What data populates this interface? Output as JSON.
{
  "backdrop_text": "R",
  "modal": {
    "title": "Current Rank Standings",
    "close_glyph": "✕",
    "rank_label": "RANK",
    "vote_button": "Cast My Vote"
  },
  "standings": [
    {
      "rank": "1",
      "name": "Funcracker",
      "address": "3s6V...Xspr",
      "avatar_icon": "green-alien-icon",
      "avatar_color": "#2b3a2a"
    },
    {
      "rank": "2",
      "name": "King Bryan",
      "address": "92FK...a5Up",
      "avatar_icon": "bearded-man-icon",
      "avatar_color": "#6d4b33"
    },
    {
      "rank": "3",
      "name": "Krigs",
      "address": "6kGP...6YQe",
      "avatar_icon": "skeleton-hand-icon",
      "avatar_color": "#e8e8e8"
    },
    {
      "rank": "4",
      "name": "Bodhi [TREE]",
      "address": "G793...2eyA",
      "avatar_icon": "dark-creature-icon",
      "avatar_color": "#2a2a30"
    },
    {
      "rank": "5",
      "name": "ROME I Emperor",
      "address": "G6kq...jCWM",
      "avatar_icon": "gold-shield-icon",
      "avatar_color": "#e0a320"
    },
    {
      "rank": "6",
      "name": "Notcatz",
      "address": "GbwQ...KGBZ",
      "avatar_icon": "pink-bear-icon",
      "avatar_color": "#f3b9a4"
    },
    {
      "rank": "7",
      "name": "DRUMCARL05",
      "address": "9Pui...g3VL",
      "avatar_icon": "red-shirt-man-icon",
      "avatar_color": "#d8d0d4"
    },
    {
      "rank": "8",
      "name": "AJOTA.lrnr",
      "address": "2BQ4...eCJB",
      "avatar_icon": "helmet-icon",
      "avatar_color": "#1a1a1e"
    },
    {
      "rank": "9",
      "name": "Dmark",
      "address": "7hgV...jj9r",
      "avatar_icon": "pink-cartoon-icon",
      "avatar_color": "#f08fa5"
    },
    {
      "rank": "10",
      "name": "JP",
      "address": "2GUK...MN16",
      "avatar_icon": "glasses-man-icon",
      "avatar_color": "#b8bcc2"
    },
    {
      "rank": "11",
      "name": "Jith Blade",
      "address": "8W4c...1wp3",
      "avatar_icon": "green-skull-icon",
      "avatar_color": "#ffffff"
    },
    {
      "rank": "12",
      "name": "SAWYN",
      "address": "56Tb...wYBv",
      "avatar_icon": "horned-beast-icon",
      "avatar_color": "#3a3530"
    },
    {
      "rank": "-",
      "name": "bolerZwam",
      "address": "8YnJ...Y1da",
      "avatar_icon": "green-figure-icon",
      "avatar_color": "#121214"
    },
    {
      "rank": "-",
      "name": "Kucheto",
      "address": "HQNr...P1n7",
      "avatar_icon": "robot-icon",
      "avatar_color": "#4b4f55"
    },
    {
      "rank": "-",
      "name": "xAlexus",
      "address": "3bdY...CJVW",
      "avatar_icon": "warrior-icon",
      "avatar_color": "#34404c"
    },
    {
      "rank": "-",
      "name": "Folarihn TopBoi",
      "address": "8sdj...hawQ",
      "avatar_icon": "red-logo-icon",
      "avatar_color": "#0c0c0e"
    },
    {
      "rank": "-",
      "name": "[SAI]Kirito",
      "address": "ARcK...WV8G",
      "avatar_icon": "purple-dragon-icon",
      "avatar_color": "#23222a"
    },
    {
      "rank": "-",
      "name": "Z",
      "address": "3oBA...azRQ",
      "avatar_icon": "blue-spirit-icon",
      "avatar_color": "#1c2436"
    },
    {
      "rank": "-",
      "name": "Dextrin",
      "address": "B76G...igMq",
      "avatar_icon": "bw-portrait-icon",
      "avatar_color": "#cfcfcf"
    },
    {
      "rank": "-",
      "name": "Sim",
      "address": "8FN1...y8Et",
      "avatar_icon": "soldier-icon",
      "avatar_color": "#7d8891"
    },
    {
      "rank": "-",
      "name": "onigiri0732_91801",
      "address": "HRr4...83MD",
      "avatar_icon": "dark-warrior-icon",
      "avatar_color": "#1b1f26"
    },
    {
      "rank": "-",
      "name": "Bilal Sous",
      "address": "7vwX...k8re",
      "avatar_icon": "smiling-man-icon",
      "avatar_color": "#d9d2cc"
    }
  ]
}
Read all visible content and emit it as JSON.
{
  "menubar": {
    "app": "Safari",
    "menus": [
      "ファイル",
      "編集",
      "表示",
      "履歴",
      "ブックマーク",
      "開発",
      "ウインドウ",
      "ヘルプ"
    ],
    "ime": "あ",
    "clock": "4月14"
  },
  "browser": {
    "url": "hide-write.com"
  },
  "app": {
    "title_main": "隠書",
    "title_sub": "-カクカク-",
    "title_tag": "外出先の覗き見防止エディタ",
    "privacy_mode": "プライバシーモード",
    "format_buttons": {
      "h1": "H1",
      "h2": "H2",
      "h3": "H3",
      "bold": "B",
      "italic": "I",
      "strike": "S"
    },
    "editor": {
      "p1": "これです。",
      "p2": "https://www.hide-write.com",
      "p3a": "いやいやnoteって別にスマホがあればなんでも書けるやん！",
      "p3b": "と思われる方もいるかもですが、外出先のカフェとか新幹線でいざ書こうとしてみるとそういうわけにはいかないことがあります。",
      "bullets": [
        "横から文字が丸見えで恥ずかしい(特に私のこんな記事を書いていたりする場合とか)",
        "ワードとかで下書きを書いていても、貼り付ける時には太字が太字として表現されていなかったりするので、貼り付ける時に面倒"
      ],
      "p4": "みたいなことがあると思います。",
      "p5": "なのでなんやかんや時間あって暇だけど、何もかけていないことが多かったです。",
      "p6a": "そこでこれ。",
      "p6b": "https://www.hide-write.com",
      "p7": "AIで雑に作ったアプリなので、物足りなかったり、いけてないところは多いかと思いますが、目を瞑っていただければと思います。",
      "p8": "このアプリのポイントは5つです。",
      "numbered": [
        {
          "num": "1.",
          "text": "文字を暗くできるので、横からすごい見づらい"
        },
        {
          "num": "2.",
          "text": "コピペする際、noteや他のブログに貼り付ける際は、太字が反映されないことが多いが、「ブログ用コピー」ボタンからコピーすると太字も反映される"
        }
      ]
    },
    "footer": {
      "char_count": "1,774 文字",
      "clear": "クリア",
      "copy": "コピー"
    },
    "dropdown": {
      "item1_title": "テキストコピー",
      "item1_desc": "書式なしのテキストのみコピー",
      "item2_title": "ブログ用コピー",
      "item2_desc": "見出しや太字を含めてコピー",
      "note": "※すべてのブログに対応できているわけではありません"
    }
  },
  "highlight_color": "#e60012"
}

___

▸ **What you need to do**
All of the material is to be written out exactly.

▸ **Answer to the exercise**
What data populates this interface? Output as JSON.
{
  "backdrop_text": "R",
  "modal": {
    "title": "Current Rank Standings",
    "close_glyph": "✕",
    "rank_label": "RANK",
    "vote_button": "Cast My Vote"
  },
  "standings": [
    {
      "rank": "1",
      "name": "Funcracker",
      "address": "3s6V...Xspr",
      "avatar_icon": "green-alien-icon",
      "avatar_color": "#2b3a2a"
    },
    {
      "rank": "2",
      "name": "King Bryan",
      "address": "92FK...a5Up",
      "avatar_icon": "bearded-man-icon",
      "avatar_color": "#6d4b33"
    },
    {
      "rank": "3",
      "name": "Krigs",
      "address": "6kGP...6YQe",
      "avatar_icon": "skeleton-hand-icon",
      "avatar_color": "#e8e8e8"
    },
    {
      "rank": "4",
      "name": "Bodhi [TREE]",
      "address": "G793...2eyA",
      "avatar_icon": "dark-creature-icon",
      "avatar_color": "#2a2a30"
    },
    {
      "rank": "5",
      "name": "ROME I Emperor",
      "address": "G6kq...jCWM",
      "avatar_icon": "gold-shield-icon",
      "avatar_color": "#e0a320"
    },
    {
      "rank": "6",
      "name": "Notcatz",
      "address": "GbwQ...KGBZ",
      "avatar_icon": "pink-bear-icon",
      "avatar_color": "#f3b9a4"
    },
    {
      "rank": "7",
      "name": "DRUMCARL05",
      "address": "9Pui...g3VL",
      "avatar_icon": "red-shirt-man-icon",
      "avatar_color": "#d8d0d4"
    },
    {
      "rank": "8",
      "name": "AJOTA.lrnr",
      "address": "2BQ4...eCJB",
      "avatar_icon": "helmet-icon",
      "avatar_color": "#1a1a1e"
    },
    {
      "rank": "9",
      "name": "Dmark",
      "address": "7hgV...jj9r",
      "avatar_icon": "pink-cartoon-icon",
      "avatar_color": "#f08fa5"
    },
    {
      "rank": "10",
      "name": "JP",
      "address": "2GUK...MN16",
      "avatar_icon": "glasses-man-icon",
      "avatar_color": "#b8bcc2"
    },
    {
      "rank": "11",
      "name": "Jith Blade",
      "address": "8W4c...1wp3",
      "avatar_icon": "green-skull-icon",
      "avatar_color": "#ffffff"
    },
    {
      "rank": "12",
      "name": "SAWYN",
      "address": "56Tb...wYBv",
      "avatar_icon": "horned-beast-icon",
      "avatar_color": "#3a3530"
    },
    {
      "rank": "-",
      "name": "bolerZwam",
      "address": "8YnJ...Y1da",
      "avatar_icon": "green-figure-icon",
      "avatar_color": "#121214"
    },
    {
      "rank": "-",
      "name": "Kucheto",
      "address": "HQNr...P1n7",
      "avatar_icon": "robot-icon",
      "avatar_color": "#4b4f55"
    },
    {
      "rank": "-",
      "name": "xAlexus",
      "address": "3bdY...CJVW",
      "avatar_icon": "warrior-icon",
      "avatar_color": "#34404c"
    },
    {
      "rank": "-",
      "name": "Folarihn TopBoi",
      "address": "8sdj...hawQ",
      "avatar_icon": "red-logo-icon",
      "avatar_color": "#0c0c0e"
    },
    {
      "rank": "-",
      "name": "[SAI]Kirito",
      "address": "ARcK...WV8G",
      "avatar_icon": "purple-dragon-icon",
      "avatar_color": "#23222a"
    },
    {
      "rank": "-",
      "name": "Z",
      "address": "3oBA...azRQ",
      "avatar_icon": "blue-spirit-icon",
      "avatar_color": "#1c2436"
    },
    {
      "rank": "-",
      "name": "Dextrin",
      "address": "B76G...igMq",
      "avatar_icon": "bw-portrait-icon",
      "avatar_color": "#cfcfcf"
    },
    {
      "rank": "-",
      "name": "Sim",
      "address": "8FN1...y8Et",
      "avatar_icon": "soldier-icon",
      "avatar_color": "#7d8891"
    },
    {
      "rank": "-",
      "name": "onigiri0732_91801",
      "address": "HRr4...83MD",
      "avatar_icon": "dark-warrior-icon",
      "avatar_color": "#1b1f26"
    },
    {
      "rank": "-",
      "name": "Bilal Sous",
      "address": "7vwX...k8re",
      "avatar_icon": "smiling-man-icon",
      "avatar_color": "#d9d2cc"
    }
  ]
}
Read all visible content and emit it as JSON.
{
  "menubar": {
    "app": "Safari",
    "menus": [
      "ファイル",
      "編集",
      "表示",
      "履歴",
      "ブックマーク",
      "開発",
      "ウインドウ",
      "ヘルプ"
    ],
    "ime": "あ",
    "clock": "4月14"
  },
  "browser": {
    "url": "hide-write.com"
  },
  "app": {
    "title_main": "隠書",
    "title_sub": "-カクカク-",
    "title_tag": "外出先の覗き見防止エディタ",
    "privacy_mode": "プライバシーモード",
    "format_buttons": {
      "h1": "H1",
      "h2": "H2",
      "h3": "H3",
      "bold": "B",
      "italic": "I",
      "strike": "S"
    },
    "editor": {
      "p1": "これです。",
      "p2": "https://www.hide-write.com",
      "p3a": "いやいやnoteって別にスマホがあればなんでも書けるやん！",
      "p3b": "と思われる方もいるかもですが、外出先のカフェとか新幹線でいざ書こうとしてみるとそういうわけにはいかないことがあります。",
      "bullets": [
        "横から文字が丸見えで恥ずかしい(特に私のこんな記事を書いていたりする場合とか)",
        "ワードとかで下書きを書いていても、貼り付ける時には太字が太字として表現されていなかったりするので、貼り付ける時に面倒"
      ],
      "p4": "みたいなことがあると思います。",
      "p5": "なのでなんやかんや時間あって暇だけど、何もかけていないことが多かったです。",
      "p6a": "そこでこれ。",
      "p6b": "https://www.hide-write.com",
      "p7": "AIで雑に作ったアプリなので、物足りなかったり、いけてないところは多いかと思いますが、目を瞑っていただければと思います。",
      "p8": "このアプリのポイントは5つです。",
      "numbered": [
        {
          "num": "1.",
          "text": "文字を暗くできるので、横からすごい見づらい"
        },
        {
          "num": "2.",
          "text": "コピペする際、noteや他のブログに貼り付ける際は、太字が反映されないことが多いが、「ブログ用コピー」ボタンからコピーすると太字も反映される"
        }
      ]
    },
    "footer": {
      "char_count": "1,774 文字",
      "clear": "クリア",
      "copy": "コピー"
    },
    "dropdown": {
      "item1_title": "テキストコピー",
      "item1_desc": "書式なしのテキストのみコピー",
      "item2_title": "ブログ用コピー",
      "item2_desc": "見出しや太字を含めてコピー",
      "note": "※すべてのブログに対応できているわけではありません"
    }
  },
  "highlight_color": "#e60012"
}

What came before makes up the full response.